● TO DO
Your reply should be the entries, output word for word, with each picture omitted.

----- EXCERPTED RECORDS -----

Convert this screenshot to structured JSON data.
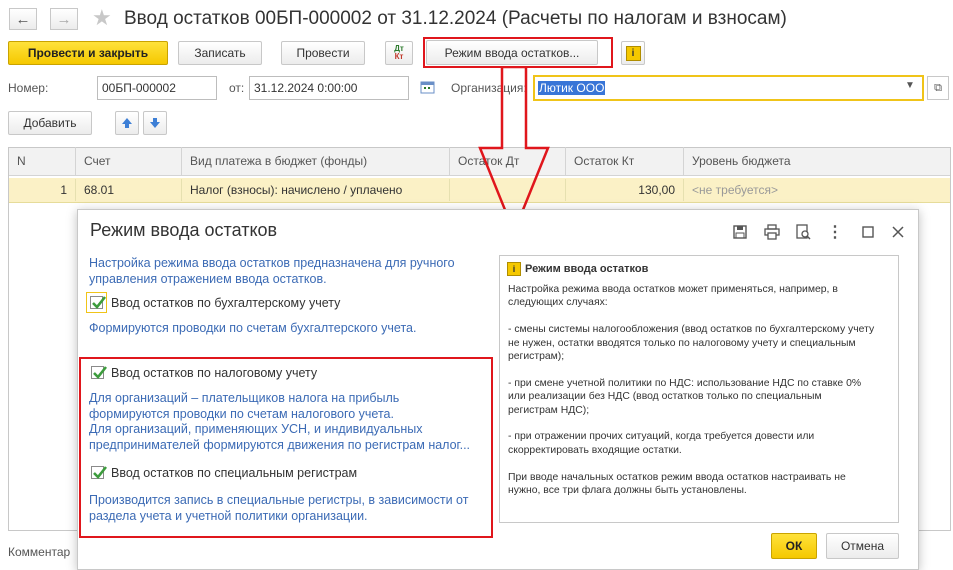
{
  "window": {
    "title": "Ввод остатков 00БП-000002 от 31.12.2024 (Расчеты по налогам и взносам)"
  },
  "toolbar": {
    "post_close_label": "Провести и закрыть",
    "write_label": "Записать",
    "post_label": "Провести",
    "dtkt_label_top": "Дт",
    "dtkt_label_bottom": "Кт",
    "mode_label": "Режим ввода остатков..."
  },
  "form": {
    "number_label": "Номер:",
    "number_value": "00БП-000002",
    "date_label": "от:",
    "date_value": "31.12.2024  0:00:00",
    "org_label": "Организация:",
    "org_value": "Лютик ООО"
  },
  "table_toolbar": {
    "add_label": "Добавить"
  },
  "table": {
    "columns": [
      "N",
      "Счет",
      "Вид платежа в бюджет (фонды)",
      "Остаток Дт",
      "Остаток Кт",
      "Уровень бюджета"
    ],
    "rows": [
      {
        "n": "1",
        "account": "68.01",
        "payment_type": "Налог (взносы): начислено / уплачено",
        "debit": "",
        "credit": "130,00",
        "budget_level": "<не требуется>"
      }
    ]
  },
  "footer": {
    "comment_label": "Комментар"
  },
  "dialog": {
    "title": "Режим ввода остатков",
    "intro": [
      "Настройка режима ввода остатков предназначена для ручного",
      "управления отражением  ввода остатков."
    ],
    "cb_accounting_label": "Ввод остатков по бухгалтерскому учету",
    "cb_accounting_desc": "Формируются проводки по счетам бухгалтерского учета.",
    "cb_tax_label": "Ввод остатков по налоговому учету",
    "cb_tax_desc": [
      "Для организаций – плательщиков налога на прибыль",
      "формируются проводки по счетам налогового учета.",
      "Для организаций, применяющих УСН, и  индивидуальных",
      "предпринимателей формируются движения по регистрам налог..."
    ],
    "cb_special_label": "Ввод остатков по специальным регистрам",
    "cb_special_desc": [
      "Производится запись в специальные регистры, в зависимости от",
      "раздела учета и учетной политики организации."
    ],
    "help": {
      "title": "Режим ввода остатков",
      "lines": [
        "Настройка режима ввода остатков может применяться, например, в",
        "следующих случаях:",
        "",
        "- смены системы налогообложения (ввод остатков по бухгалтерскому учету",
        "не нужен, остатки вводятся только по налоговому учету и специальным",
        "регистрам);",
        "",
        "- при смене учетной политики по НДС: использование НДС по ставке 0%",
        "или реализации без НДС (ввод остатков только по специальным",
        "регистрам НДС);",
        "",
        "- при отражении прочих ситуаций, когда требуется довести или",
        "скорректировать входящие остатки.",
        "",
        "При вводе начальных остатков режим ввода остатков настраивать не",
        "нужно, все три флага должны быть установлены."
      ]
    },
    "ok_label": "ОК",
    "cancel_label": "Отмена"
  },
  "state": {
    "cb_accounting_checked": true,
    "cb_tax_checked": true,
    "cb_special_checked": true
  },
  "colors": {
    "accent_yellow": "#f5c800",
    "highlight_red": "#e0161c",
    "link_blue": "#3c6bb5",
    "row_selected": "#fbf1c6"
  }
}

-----

● ANSWER AREA
Convert this screenshot to structured JSON data.
{
  "window": {
    "title": "Ввод остатков 00БП-000002 от 31.12.2024 (Расчеты по налогам и взносам)"
  },
  "toolbar": {
    "post_close_label": "Провести и закрыть",
    "write_label": "Записать",
    "post_label": "Провести",
    "dtkt_label_top": "Дт",
    "dtkt_label_bottom": "Кт",
    "mode_label": "Режим ввода остатков..."
  },
  "form": {
    "number_label": "Номер:",
    "number_value": "00БП-000002",
    "date_label": "от:",
    "date_value": "31.12.2024  0:00:00",
    "org_label": "Организация:",
    "org_value": "Лютик ООО"
  },
  "table_toolbar": {
    "add_label": "Добавить"
  },
  "table": {
    "columns": [
      "N",
      "Счет",
      "Вид платежа в бюджет (фонды)",
      "Остаток Дт",
      "Остаток Кт",
      "Уровень бюджета"
    ],
    "rows": [
      {
        "n": "1",
        "account": "68.01",
        "payment_type": "Налог (взносы): начислено / уплачено",
        "debit": "",
        "credit": "130,00",
        "budget_level": "<не требуется>"
      }
    ]
  },
  "footer": {
    "comment_label": "Комментар"
  },
  "dialog": {
    "title": "Режим ввода остатков",
    "intro": [
      "Настройка режима ввода остатков предназначена для ручного",
      "управления отражением  ввода остатков."
    ],
    "cb_accounting_label": "Ввод остатков по бухгалтерскому учету",
    "cb_accounting_desc": "Формируются проводки по счетам бухгалтерского учета.",
    "cb_tax_label": "Ввод остатков по налоговому учету",
    "cb_tax_desc": [
      "Для организаций – плательщиков налога на прибыль",
      "формируются проводки по счетам налогового учета.",
      "Для организаций, применяющих УСН, и  индивидуальных",
      "предпринимателей формируются движения по регистрам налог..."
    ],
    "cb_special_label": "Ввод остатков по специальным регистрам",
    "cb_special_desc": [
      "Производится запись в специальные регистры, в зависимости от",
      "раздела учета и учетной политики организации."
    ],
    "help": {
      "title": "Режим ввода остатков",
      "lines": [
        "Настройка режима ввода остатков может применяться, например, в",
        "следующих случаях:",
        "",
        "- смены системы налогообложения (ввод остатков по бухгалтерскому учету",
        "не нужен, остатки вводятся только по налоговому учету и специальным",
        "регистрам);",
        "",
        "- при смене учетной политики по НДС: использование НДС по ставке 0%",
        "или реализации без НДС (ввод остатков только по специальным",
        "регистрам НДС);",
        "",
        "- при отражении прочих ситуаций, когда требуется довести или",
        "скорректировать входящие остатки.",
        "",
        "При вводе начальных остатков режим ввода остатков настраивать не",
        "нужно, все три флага должны быть установлены."
      ]
    },
    "ok_label": "ОК",
    "cancel_label": "Отмена"
  },
  "state": {
    "cb_accounting_checked": true,
    "cb_tax_checked": true,
    "cb_special_checked": true
  },
  "colors": {
    "accent_yellow": "#f5c800",
    "highlight_red": "#e0161c",
    "link_blue": "#3c6bb5",
    "row_selected": "#fbf1c6"
  }
}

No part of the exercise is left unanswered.